== Information supplied ==

***

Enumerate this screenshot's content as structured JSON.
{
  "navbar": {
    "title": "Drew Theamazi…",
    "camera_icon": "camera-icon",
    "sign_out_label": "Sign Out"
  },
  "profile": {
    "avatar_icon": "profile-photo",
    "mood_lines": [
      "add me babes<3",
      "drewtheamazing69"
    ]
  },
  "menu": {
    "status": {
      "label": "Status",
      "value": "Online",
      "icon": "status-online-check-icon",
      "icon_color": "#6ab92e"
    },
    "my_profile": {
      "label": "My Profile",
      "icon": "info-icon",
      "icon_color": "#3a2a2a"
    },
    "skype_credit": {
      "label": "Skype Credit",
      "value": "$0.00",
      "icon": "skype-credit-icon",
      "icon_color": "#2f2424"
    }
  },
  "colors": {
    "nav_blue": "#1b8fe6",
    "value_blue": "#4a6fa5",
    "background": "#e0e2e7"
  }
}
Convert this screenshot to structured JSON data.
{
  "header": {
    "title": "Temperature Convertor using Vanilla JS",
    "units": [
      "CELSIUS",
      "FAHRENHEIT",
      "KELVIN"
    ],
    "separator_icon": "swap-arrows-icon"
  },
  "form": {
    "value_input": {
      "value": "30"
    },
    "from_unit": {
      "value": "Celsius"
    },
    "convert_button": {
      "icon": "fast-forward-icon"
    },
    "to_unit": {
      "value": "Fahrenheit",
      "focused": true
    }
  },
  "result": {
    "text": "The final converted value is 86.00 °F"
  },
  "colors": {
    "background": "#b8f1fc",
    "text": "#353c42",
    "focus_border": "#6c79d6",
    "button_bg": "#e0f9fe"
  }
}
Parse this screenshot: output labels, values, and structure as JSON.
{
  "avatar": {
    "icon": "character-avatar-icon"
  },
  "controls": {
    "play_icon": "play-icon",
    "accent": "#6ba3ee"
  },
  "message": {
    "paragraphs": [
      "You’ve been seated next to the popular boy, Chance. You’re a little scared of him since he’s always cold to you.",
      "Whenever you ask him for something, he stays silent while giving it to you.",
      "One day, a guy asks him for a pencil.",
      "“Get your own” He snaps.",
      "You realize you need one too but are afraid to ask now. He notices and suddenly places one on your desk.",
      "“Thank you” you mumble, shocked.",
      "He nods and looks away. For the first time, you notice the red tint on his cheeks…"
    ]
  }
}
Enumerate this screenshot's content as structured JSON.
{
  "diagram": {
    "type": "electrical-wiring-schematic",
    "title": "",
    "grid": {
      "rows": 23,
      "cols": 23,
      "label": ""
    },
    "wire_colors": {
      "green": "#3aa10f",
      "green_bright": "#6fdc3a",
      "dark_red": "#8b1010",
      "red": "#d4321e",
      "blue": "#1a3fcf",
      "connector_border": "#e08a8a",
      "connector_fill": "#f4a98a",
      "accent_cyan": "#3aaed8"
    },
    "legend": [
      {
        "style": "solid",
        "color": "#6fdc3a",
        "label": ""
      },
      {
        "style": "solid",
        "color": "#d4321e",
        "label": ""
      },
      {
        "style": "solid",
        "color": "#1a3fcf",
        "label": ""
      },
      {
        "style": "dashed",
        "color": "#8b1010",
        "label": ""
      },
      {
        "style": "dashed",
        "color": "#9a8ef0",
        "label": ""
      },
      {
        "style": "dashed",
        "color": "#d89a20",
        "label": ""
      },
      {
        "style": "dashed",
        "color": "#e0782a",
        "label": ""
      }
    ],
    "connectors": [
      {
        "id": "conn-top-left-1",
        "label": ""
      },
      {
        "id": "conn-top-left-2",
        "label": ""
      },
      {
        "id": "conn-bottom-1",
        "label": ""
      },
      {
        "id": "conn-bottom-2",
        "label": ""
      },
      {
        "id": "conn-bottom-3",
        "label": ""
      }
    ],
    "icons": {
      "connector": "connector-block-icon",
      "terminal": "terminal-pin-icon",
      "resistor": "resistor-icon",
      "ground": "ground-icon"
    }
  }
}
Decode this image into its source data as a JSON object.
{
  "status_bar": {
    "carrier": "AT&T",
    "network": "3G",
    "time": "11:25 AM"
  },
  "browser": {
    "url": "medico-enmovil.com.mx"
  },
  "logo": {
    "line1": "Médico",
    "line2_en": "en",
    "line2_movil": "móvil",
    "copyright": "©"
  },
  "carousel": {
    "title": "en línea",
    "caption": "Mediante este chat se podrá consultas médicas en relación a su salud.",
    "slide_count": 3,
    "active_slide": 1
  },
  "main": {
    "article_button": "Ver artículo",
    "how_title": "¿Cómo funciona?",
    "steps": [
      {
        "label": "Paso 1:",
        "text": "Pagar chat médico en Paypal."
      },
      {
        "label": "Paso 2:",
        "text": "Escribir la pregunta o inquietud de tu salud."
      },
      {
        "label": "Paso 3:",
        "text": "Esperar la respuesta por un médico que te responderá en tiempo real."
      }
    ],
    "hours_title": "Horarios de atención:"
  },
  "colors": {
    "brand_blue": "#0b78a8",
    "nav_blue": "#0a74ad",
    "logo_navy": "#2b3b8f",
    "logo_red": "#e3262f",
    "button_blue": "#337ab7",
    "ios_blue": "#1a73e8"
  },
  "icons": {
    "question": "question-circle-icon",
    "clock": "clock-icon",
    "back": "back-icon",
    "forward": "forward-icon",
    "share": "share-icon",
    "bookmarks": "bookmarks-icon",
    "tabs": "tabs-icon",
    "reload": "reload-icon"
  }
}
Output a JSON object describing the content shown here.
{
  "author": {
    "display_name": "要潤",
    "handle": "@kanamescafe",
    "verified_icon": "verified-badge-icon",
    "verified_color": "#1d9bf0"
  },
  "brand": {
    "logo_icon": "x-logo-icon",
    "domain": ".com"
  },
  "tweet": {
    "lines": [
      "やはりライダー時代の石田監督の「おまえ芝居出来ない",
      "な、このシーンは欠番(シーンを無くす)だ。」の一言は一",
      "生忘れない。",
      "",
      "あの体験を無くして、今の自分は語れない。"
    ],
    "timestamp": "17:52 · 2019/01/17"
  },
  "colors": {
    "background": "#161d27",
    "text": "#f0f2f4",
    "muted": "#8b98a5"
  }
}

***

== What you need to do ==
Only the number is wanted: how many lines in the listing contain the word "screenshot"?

== Result of the task ==
4